Do you know that dyslexia is also known by other names such as auditory processing disorder, orthographic processing difficulties, visual processing disorder or phonemic awareness deficit? What dyslexia is called often depends on the specialist carrying out the testing and the extent of their knowledge about dyslexia.
Have you ever wondered how dyslexia develops? This was one of the burning questions I have when I was researching on ways to help my daughter. I found the answer in Ron Davis' book, The Gift of Dyslexia.
The symptoms of dyslexia that we see in our children (omitting or skipping words or lines, substituting words, inconsistent spelling, ignoring or omitting punctuation marks, difficulty making certain speech sounds, poor sense of direction, problem with balance and coordination, frequent loss of train of thought, difficulty getting the sequence of thoughts down, etc) stem from their confusion with letters, common sight words, speech sounds, punctuation marks as well as math symbols and numerals.
When they reach their threshold for confusion, false sensory perceptions kick in which affect their vision, hearing, balance/coordination and sense of time, which then translates to mistakes.

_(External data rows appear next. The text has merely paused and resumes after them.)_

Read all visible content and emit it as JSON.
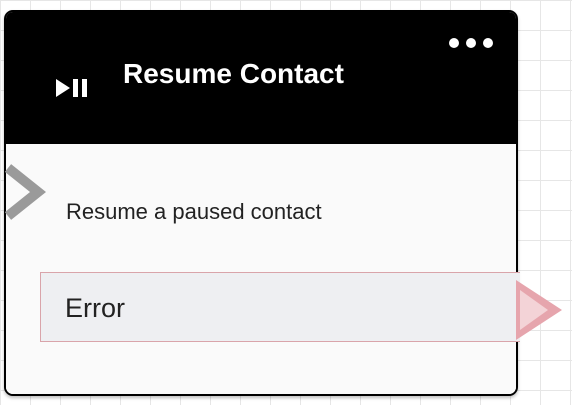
{
  "block": {
    "title": "Resume Contact",
    "icon": "play-pause-icon",
    "menu_icon": "more-options-icon",
    "description": "Resume a paused contact",
    "branches": [
      {
        "label": "Error",
        "color": "#e6a5ad"
      }
    ],
    "header_color": "#000000",
    "input_connector_color": "#9a9a9a"
  }
}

Dyslexia is a big umbrella that covers different areas of weaknesses. It's not difficult to see intervention programmes or tools that are developed to target a specific area, depending on what that specialist's specialisation is, but what the child needs is a holistic approach to resolve the root cause of dyslexia.